Directions for this task>
Extract each line of the records below that contains the word "true".

Dataset entries:

◆ ◆ ◆ ◆

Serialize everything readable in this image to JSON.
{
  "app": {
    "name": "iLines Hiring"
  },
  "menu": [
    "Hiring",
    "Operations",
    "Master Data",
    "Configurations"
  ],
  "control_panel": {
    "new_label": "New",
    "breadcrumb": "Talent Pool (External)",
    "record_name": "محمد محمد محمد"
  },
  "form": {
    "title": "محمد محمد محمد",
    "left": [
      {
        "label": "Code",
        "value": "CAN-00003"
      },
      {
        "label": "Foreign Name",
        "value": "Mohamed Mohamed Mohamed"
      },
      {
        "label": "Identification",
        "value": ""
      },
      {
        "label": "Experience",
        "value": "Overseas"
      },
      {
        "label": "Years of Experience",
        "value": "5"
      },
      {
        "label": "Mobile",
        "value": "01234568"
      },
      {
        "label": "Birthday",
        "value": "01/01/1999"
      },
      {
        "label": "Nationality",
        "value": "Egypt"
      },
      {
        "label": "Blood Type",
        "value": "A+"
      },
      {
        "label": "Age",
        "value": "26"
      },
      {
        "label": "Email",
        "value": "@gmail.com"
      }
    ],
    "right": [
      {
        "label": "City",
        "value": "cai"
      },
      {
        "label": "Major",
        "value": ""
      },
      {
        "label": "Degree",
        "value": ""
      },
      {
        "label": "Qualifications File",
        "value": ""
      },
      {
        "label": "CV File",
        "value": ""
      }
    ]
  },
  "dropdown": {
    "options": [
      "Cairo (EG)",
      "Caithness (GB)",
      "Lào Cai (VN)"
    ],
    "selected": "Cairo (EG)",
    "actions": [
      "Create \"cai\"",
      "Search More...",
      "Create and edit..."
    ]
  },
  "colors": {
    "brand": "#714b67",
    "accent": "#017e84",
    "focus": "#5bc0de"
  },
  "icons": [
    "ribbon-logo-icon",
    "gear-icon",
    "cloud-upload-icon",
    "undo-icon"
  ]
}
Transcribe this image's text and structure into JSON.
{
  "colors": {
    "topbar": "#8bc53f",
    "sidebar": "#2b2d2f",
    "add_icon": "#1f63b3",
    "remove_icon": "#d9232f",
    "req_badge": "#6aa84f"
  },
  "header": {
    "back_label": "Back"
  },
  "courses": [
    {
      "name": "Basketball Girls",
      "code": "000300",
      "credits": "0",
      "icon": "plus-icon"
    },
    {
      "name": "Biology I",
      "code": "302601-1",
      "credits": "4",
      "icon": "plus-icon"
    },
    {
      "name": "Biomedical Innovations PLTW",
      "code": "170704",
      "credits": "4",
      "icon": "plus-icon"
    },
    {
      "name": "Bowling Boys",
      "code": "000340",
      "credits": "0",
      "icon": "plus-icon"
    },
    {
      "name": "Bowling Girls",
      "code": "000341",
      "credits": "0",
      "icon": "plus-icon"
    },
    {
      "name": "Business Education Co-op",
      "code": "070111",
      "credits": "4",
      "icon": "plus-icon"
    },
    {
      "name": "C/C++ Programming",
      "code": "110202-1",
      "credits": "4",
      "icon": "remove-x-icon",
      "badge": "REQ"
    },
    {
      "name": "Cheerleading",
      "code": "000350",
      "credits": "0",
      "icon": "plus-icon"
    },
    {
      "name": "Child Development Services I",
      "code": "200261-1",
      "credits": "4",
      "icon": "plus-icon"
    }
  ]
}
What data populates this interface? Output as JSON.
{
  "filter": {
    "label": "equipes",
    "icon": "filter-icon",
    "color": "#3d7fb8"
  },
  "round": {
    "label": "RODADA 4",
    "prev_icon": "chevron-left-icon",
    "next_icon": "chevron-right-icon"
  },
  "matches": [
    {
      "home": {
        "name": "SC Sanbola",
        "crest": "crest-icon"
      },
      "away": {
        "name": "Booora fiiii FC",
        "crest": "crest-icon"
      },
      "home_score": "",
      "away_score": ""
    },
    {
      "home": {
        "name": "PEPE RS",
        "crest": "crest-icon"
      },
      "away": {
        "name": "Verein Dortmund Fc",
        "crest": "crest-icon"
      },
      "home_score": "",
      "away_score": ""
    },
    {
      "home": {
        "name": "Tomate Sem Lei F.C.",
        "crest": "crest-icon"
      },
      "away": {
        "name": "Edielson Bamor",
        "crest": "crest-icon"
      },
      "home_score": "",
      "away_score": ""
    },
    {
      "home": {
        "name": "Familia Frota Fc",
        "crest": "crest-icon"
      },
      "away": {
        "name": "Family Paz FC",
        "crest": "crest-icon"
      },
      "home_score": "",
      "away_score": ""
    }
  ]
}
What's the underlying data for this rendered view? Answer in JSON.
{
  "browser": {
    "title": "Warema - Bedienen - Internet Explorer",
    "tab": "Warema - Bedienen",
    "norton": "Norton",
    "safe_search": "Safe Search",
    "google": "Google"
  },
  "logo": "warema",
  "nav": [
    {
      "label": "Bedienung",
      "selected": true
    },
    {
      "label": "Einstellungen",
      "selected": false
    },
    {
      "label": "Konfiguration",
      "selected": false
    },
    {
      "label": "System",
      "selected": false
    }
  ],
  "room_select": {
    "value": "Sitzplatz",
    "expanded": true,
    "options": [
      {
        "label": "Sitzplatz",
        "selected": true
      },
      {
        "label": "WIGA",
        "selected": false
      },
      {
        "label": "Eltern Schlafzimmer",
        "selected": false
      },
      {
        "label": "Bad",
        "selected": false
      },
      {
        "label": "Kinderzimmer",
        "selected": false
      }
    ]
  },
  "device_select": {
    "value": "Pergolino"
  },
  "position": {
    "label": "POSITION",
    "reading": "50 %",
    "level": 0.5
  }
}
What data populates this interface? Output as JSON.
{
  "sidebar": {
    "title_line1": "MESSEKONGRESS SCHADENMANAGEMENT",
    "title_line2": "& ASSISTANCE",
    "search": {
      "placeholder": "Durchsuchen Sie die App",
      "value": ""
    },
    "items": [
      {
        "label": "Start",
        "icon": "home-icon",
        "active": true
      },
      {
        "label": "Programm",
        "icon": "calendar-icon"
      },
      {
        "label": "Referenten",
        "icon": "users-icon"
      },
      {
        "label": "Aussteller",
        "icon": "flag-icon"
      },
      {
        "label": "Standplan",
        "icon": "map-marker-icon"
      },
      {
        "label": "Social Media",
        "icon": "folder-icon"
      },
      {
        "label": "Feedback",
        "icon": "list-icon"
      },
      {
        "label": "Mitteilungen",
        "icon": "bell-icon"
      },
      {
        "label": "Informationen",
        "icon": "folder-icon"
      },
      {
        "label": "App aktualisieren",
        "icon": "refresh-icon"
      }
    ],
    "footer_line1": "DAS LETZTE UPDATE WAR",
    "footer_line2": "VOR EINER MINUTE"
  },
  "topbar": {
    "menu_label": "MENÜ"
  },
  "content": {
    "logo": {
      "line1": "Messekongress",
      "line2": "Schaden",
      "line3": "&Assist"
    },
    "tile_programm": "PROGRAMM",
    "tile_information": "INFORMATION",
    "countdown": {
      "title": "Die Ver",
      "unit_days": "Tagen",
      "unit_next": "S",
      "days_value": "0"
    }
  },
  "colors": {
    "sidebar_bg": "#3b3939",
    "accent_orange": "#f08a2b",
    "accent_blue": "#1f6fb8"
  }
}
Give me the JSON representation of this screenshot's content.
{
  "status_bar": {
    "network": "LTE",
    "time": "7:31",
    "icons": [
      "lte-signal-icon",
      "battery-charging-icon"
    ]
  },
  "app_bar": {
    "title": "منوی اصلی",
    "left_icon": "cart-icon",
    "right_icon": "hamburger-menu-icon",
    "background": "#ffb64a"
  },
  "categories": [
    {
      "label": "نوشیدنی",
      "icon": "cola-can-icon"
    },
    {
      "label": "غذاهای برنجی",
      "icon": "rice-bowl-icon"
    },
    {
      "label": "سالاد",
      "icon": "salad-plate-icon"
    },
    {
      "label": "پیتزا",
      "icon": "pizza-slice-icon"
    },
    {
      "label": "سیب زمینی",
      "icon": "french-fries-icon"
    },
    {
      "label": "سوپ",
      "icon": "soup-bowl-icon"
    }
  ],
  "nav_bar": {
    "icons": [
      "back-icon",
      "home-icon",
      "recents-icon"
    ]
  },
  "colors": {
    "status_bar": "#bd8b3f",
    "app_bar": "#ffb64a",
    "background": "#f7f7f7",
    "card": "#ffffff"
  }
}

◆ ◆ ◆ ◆

Task result>
      "selected": true
    "expanded": true,
        "selected": true
        "active": true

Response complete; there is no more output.